Renal osteodystrophy alters metabolic activity and remodeling rate of bone and also may lead to different bone composition. The objective of this study was to characterize the composition of bone in high-turnover renal osteodystrophy patients by means of Fourier transform infrared spectroscopic imaging (FTIRI). Iliac crest biopsies from healthy bone (n = 11) and patients with renal osteodystrophy (ROD, n = 11) were used in this study. The ROD samples were from patients with hyperparathyroid disease. By using FTIRI, phosphate-to-amide I ratio (mineral-to-matrix ratio), carbonate-to-phosphate ratio, and carbonate-to-amide I ratio (turnover rate/remodeling activity), as well as the collagen cross-link ratio (collagen maturity), were quantified. Histomorphometric analyses were conducted for comparison. The ROD samples showed significantly lower carbonate-to-phosphate (p < .01) and carbonate-to-amide I (p < .001) ratios. The spatial variation across the trabeculae highlighted a significantly lower degree of mineralization (p < .05) at the edges of the trabeculae in the ROD samples than in normal bone. Statistically significant linear correlations were found between histomorphometric parameters related to bone-remodeling activity and number of bone cells and FTIRI-calculated parameters based on carbonate-to-phosphate and carbonate-to-amide I ratios. Hence the results suggested that FTIRI parameters related to carbonate may be indicative of turnover and remodeling rate of bone.

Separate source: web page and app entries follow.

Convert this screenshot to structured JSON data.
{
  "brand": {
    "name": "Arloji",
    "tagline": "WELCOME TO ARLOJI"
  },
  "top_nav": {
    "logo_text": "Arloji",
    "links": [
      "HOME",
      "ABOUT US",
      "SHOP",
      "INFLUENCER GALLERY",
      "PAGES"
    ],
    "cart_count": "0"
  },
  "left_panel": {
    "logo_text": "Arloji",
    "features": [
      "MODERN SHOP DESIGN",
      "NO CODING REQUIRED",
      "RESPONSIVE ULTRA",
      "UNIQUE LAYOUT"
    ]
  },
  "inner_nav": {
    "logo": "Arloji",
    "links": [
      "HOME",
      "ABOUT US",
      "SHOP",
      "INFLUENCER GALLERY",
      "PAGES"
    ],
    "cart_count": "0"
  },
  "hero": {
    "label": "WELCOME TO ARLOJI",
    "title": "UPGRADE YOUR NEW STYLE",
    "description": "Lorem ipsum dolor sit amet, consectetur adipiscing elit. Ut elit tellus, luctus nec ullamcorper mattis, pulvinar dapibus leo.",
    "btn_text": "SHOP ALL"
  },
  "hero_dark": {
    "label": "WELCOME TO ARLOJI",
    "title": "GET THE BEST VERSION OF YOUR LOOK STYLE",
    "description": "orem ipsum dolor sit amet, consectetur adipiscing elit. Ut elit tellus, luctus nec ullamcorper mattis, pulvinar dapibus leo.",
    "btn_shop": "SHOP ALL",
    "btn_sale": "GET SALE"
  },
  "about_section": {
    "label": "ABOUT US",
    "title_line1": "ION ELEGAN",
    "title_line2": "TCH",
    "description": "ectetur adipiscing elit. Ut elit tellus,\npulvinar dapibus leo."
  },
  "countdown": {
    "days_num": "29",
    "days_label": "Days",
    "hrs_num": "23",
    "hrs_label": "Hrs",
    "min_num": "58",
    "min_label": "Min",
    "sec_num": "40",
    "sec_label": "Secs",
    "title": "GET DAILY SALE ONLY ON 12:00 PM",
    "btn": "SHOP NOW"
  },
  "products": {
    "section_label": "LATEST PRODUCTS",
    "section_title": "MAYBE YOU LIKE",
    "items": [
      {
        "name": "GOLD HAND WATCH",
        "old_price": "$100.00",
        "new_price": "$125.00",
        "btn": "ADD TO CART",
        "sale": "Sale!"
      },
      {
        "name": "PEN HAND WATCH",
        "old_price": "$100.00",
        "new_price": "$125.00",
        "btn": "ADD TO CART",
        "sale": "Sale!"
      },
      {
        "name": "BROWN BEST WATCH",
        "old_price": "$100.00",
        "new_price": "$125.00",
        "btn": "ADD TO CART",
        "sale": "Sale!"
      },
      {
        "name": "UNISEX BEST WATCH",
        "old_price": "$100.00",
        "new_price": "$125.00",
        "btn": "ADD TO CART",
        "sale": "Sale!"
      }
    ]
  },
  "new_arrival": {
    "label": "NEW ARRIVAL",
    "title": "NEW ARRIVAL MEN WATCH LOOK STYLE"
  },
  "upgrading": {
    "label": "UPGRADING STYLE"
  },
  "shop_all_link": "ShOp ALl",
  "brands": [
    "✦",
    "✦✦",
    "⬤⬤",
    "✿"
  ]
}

(c) 2010 American Society for Bone and Mineral Research.